Thank you everyone, especially Laurent, for this excellent discussion!

I have some changes to make :-)

If anyone is interested...

I have some changes to make :-)

If anyone is interested...

XL: Some Worksheet Functions Don't Allow Array Constants

http://support.microsoft.com/support/kb/articles/Q124/2/16.asp

Bernie Deitrick <dei...@consumer.org> wrote in message

news:385A6A33...@consumer.org...

> <snip> I don't think there is any place with a listing

Dec 21, 1999, 3:00:00 AM12/21/99

to

I understand both the intuitive reasoning and the numerical analysis

provided in comparing array with non-array formulas.
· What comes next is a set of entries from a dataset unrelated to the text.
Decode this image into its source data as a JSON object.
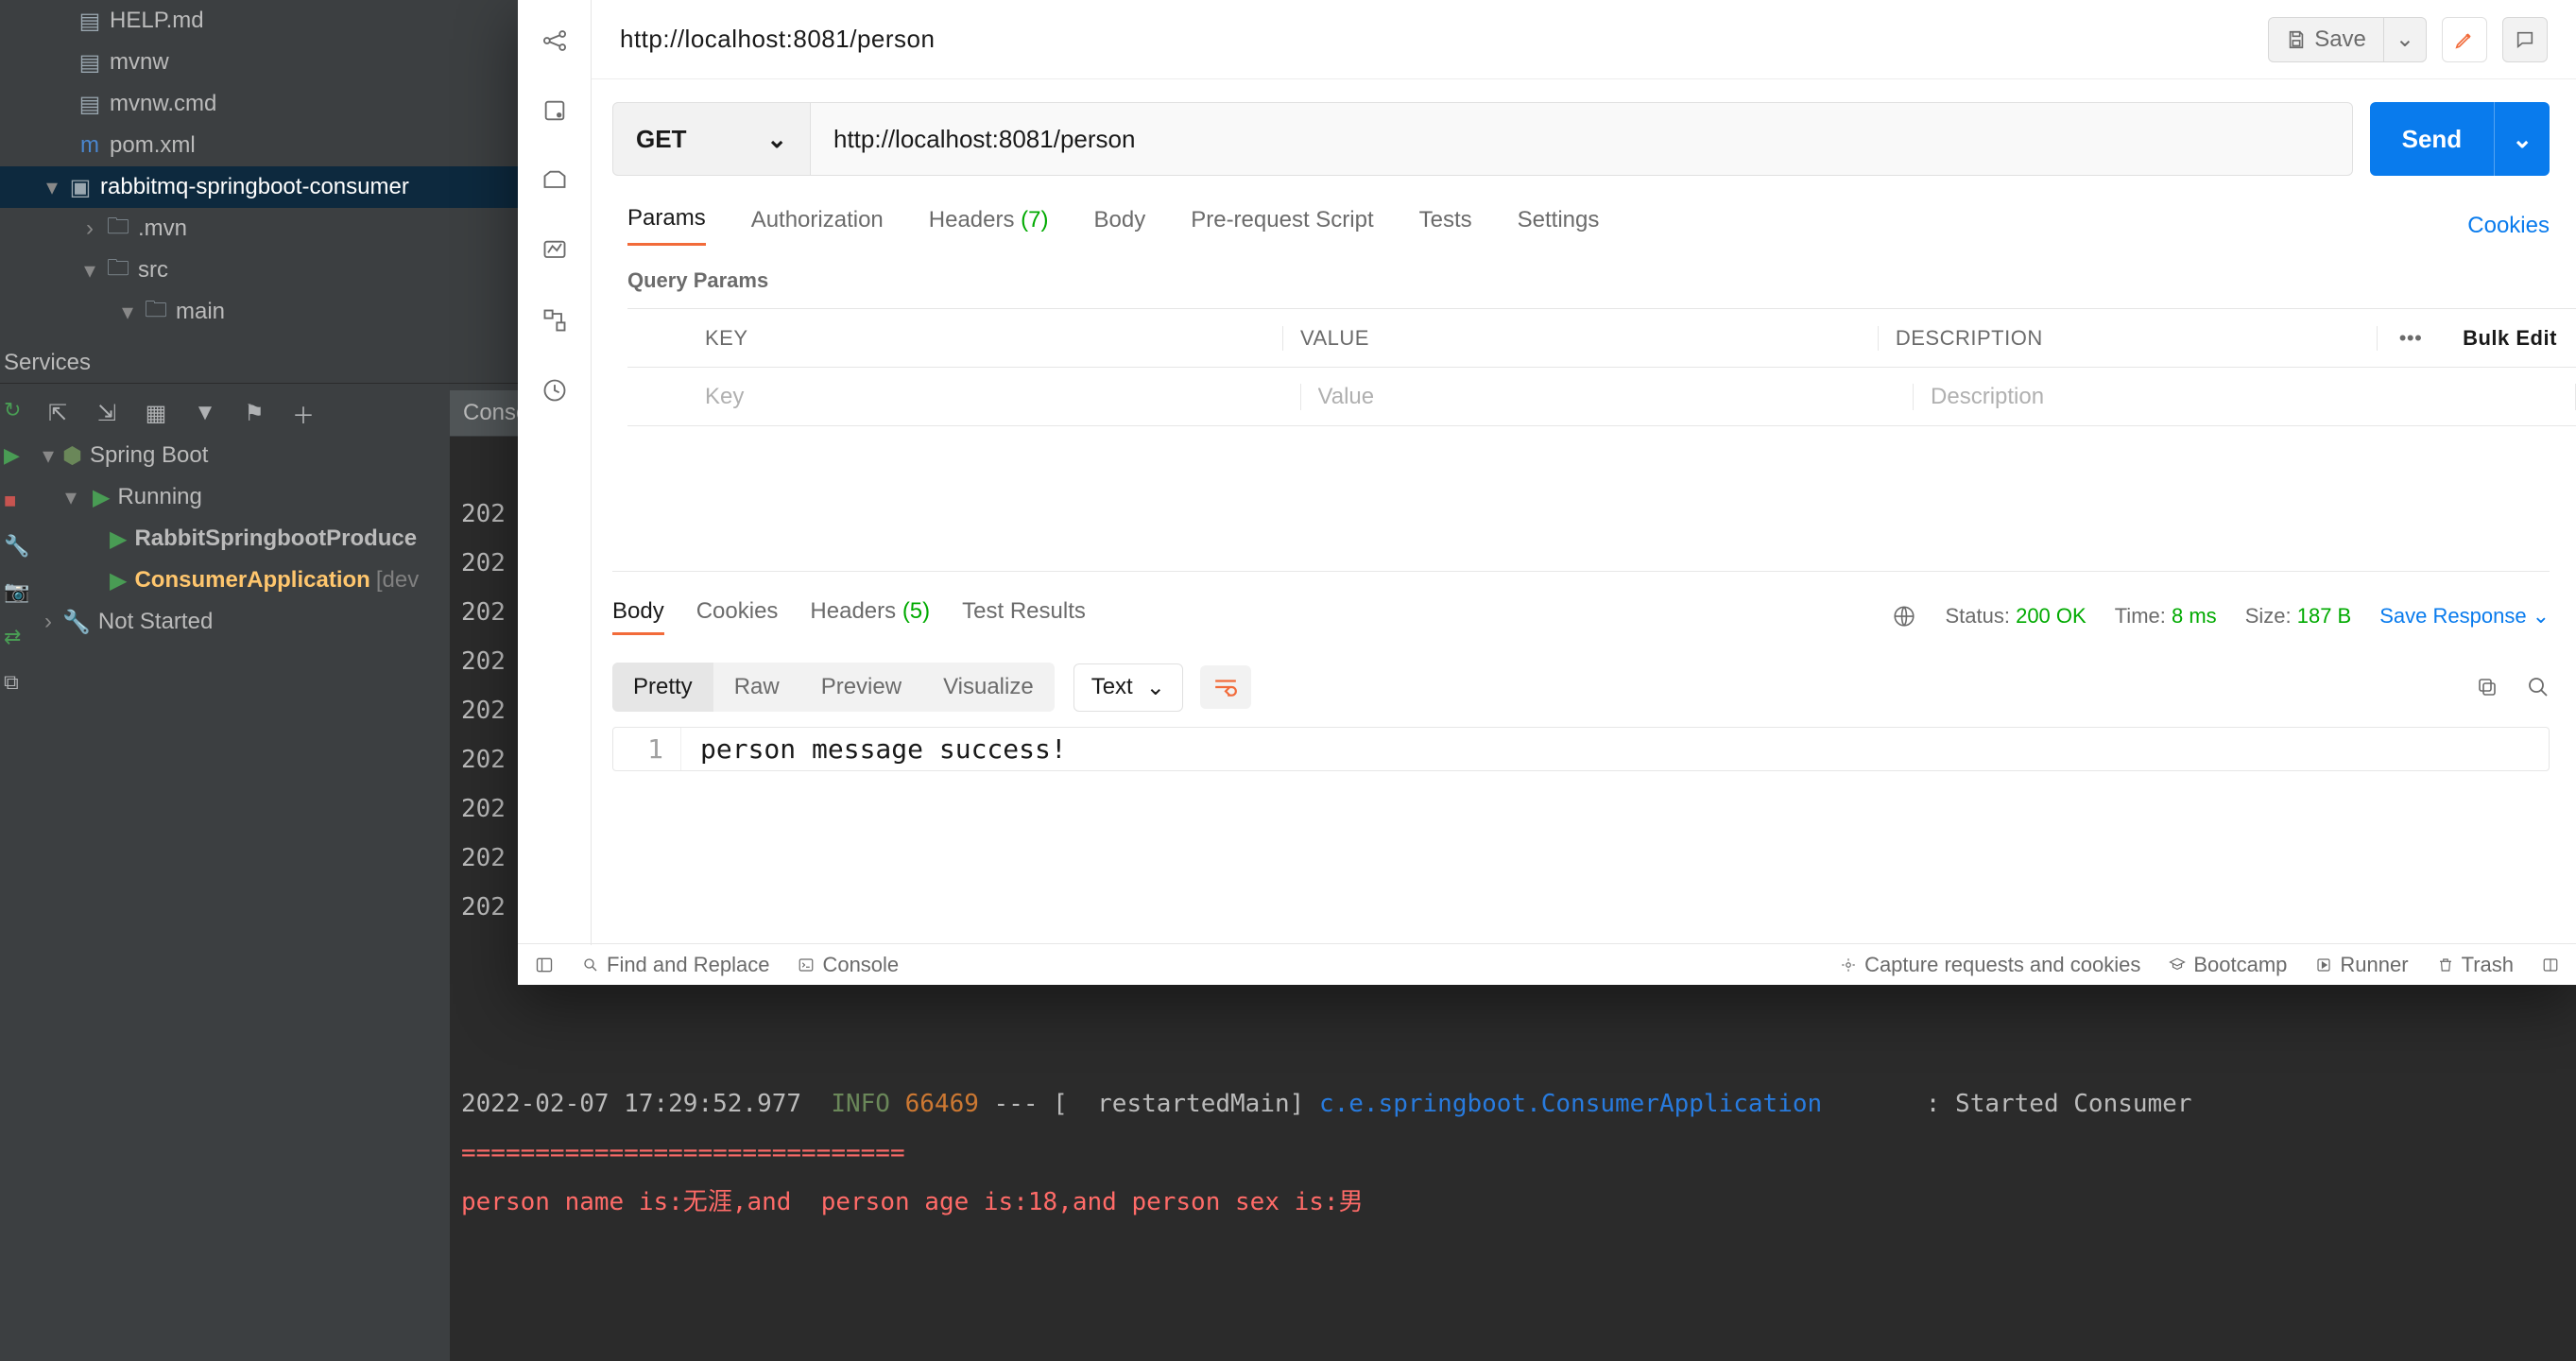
{
  "ide": {
    "tree": [
      {
        "indent": 0,
        "icon": "file",
        "label": "HELP.md"
      },
      {
        "indent": 0,
        "icon": "file",
        "label": "mvnw"
      },
      {
        "indent": 0,
        "icon": "file",
        "label": "mvnw.cmd"
      },
      {
        "indent": 0,
        "icon": "maven",
        "label": "pom.xml"
      }
    ],
    "project": {
      "chevron": "▾",
      "label": "rabbitmq-springboot-consumer"
    },
    "sub": [
      {
        "indent": 2,
        "chevron": "›",
        "icon": "folder",
        "label": ".mvn"
      },
      {
        "indent": 2,
        "chevron": "▾",
        "icon": "folder",
        "label": "src"
      },
      {
        "indent": 3,
        "chevron": "▾",
        "icon": "folder",
        "label": "main"
      }
    ],
    "services_title": "Services",
    "console_tab": "Conso",
    "run": {
      "root": "Spring Boot",
      "running": "Running",
      "items": [
        {
          "label": "RabbitSpringbootProduce",
          "highlight": false
        },
        {
          "label": "ConsumerApplication",
          "suffix": "[dev",
          "highlight": true
        }
      ],
      "not_started": "Not Started"
    }
  },
  "postman": {
    "title": "http://localhost:8081/person",
    "save_label": "Save",
    "method": "GET",
    "url": "http://localhost:8081/person",
    "send_label": "Send",
    "req_tabs": {
      "params": "Params",
      "auth": "Authorization",
      "headers": "Headers",
      "headers_count": "(7)",
      "body": "Body",
      "prereq": "Pre-request Script",
      "tests": "Tests",
      "settings": "Settings",
      "cookies": "Cookies"
    },
    "query_params_label": "Query Params",
    "table": {
      "key_h": "KEY",
      "val_h": "VALUE",
      "desc_h": "DESCRIPTION",
      "bulk": "Bulk Edit",
      "key_ph": "Key",
      "val_ph": "Value",
      "desc_ph": "Description"
    },
    "resp": {
      "tabs": {
        "body": "Body",
        "cookies": "Cookies",
        "headers": "Headers",
        "headers_count": "(5)",
        "tests": "Test Results"
      },
      "status_lbl": "Status:",
      "status_val": "200 OK",
      "time_lbl": "Time:",
      "time_val": "8 ms",
      "size_lbl": "Size:",
      "size_val": "187 B",
      "save": "Save Response",
      "formats": {
        "pretty": "Pretty",
        "raw": "Raw",
        "preview": "Preview",
        "visualize": "Visualize"
      },
      "type": "Text",
      "line_no": "1",
      "body_text": "person message success!"
    },
    "footer": {
      "find": "Find and Replace",
      "console": "Console",
      "capture": "Capture requests and cookies",
      "bootcamp": "Bootcamp",
      "runner": "Runner",
      "trash": "Trash"
    }
  },
  "console": {
    "gutter_prefix": "202",
    "line1": {
      "ts": "2022-02-07 17:29:52.977",
      "info": "INFO",
      "pid": "66469",
      "sep": " --- [  restartedMain] ",
      "logger": "c.e.springboot.ConsumerApplication",
      "tail": "       : Started Consumer"
    },
    "eqline": "==============================",
    "line2": "person name is:无涯,and  person age is:18,and person sex is:男"
  }
}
But, that, as it

turns out, is not the whole story.

provided in comparing array with non-array formulas. But, that, as it

turns out, is not the whole story.
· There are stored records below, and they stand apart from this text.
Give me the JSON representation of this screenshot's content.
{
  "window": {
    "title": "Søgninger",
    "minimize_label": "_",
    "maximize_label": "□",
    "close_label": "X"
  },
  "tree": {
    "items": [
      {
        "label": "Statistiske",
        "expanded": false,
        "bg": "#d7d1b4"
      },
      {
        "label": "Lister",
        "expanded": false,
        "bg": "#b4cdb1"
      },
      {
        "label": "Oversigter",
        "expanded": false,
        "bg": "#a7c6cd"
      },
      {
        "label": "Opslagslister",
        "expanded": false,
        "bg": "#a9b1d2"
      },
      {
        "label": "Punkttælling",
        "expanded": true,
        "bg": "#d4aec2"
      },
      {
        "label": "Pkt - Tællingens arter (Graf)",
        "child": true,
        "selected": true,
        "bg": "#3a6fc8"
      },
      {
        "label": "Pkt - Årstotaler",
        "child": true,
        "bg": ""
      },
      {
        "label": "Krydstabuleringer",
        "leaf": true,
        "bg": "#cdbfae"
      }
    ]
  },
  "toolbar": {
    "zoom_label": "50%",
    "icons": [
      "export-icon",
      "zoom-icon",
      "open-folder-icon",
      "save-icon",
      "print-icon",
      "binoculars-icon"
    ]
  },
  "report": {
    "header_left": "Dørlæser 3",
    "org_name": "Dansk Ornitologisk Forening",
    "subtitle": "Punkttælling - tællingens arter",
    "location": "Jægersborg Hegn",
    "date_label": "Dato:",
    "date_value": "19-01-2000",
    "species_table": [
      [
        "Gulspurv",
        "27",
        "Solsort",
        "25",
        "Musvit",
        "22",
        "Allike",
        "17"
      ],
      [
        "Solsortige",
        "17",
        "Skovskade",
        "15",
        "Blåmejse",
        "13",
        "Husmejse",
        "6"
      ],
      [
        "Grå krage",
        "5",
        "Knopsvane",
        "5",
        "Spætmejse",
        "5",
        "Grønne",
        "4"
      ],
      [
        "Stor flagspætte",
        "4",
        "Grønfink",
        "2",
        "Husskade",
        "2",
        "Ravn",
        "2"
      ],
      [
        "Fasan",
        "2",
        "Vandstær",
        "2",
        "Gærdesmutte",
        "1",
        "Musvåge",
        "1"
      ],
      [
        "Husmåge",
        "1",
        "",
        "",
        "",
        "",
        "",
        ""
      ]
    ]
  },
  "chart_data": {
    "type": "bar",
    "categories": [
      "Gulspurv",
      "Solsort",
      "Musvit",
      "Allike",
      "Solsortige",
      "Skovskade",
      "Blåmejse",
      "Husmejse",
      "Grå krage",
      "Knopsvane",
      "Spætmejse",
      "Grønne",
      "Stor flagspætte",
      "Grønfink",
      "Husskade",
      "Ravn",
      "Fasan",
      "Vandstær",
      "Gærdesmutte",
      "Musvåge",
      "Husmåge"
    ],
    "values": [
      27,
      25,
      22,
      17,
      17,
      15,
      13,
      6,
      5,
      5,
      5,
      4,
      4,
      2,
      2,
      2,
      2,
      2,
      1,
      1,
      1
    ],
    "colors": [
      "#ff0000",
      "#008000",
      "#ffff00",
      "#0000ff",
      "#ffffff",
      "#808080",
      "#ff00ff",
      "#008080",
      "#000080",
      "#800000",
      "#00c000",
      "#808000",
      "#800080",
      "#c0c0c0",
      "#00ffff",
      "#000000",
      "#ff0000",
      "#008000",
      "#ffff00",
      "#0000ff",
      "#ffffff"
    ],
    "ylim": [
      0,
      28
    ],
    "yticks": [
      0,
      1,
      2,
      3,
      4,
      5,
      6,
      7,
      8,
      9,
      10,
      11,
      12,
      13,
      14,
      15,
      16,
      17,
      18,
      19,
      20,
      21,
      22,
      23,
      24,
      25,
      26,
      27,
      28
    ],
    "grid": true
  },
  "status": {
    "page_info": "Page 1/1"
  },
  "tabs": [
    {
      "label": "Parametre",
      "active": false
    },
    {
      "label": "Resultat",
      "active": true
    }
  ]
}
Ever since I discovered array formulas back on Excel 4 (or was it 3 or

2?) I have used them for three purposes and one of them has been to

*improve* performance. That's right, to improve performance. [The

fourth reason are the various formulas that I've discovered through

these Excel NGs and why I was inspired to ask about performance.]

The first reason for using them is that the function actually returns

just one result very much like an non-array formula. However, the

result consists of multiple elements and consequently, one must provide

an array for the result. This would include functions such as MMULT,

LINEST, etc.

The second has been for documentation - along the lines that Laurent

[Longre] noted. Actually, it goes a little beyond readability since the

line between that and defensive programming can be somewhat blurry. One

example would be comparing monthly profits across 2 years. If the

monthly profits for each of the 2 years occupy 12 cells in columns A and

B respectively and the difference is in column C, an array formula

indicates that these 12 cells constitute a single entity that I am

analyzing.

The third is the scenario where a array formula speedens up

recalculation -- often by a magnitude! Here's why. Most, if not all,

functions can be thought of as containing three code segments. The

first validates the parameters provided, the second does whatever the

function is supposed to do, and the third massages the results into a

format appropriate for output. In the case where the first (or the

third) takes more time than the second, an array formula will speeden up

processing.

Generating random numbers is one example where the first, i.e.,

validation, can be much more expensive than actually generating the

result. Consider a custom random number function in which the

parameters define a piece-wise linear distribution. In this case, the

RV generator must perform extensive validation of the data. The values

must be in ascending order and the probability values must pass a set of

tests. After that happens, the actual generation is reasonably quick.

In some tests I ran earlier today, I calculated 100 numbers from a

custom CDF with 6 points. Then, I ran the test 100 times. The

resulting average time to generate the 100 numbers:

The non-array method took 0.158 seconds

The array formula took 0.007 seconds.

I hope to post a more detailed article on the process I used, including

some bizarre results that I got with Excel's (or is it VBA's) TIMER

function and additional results comparing the significance of the three

segments that I talked about above.

--

Regards,

Tushar Mehta

www.tushar-mehta.com

--

In <385D2404...@free.fr>, Laurent Longre <laurent...@free.fr>

wrote

> Chip Pearson a écrit :

> >

> > Sounds roughly reasonable to me, although I would have guess the

> > second would have been even more efficient than the first.

>

> > As you can well imaging, the calculation times of area formulas are not

> > (generally) linear with the number of rows in the arrays. Doubling the

> > number of rows is going to much more than double amount time it takes to

> > calculate the formula. I haven't done any real study of time, only some

> > playing around, but the results I've seen tend to agree with what

> > intuitively I thought they should be.

>

Reply all

Reply to author

Forward

0 new messages

Search

Clear search

Close search

Google apps

Main menu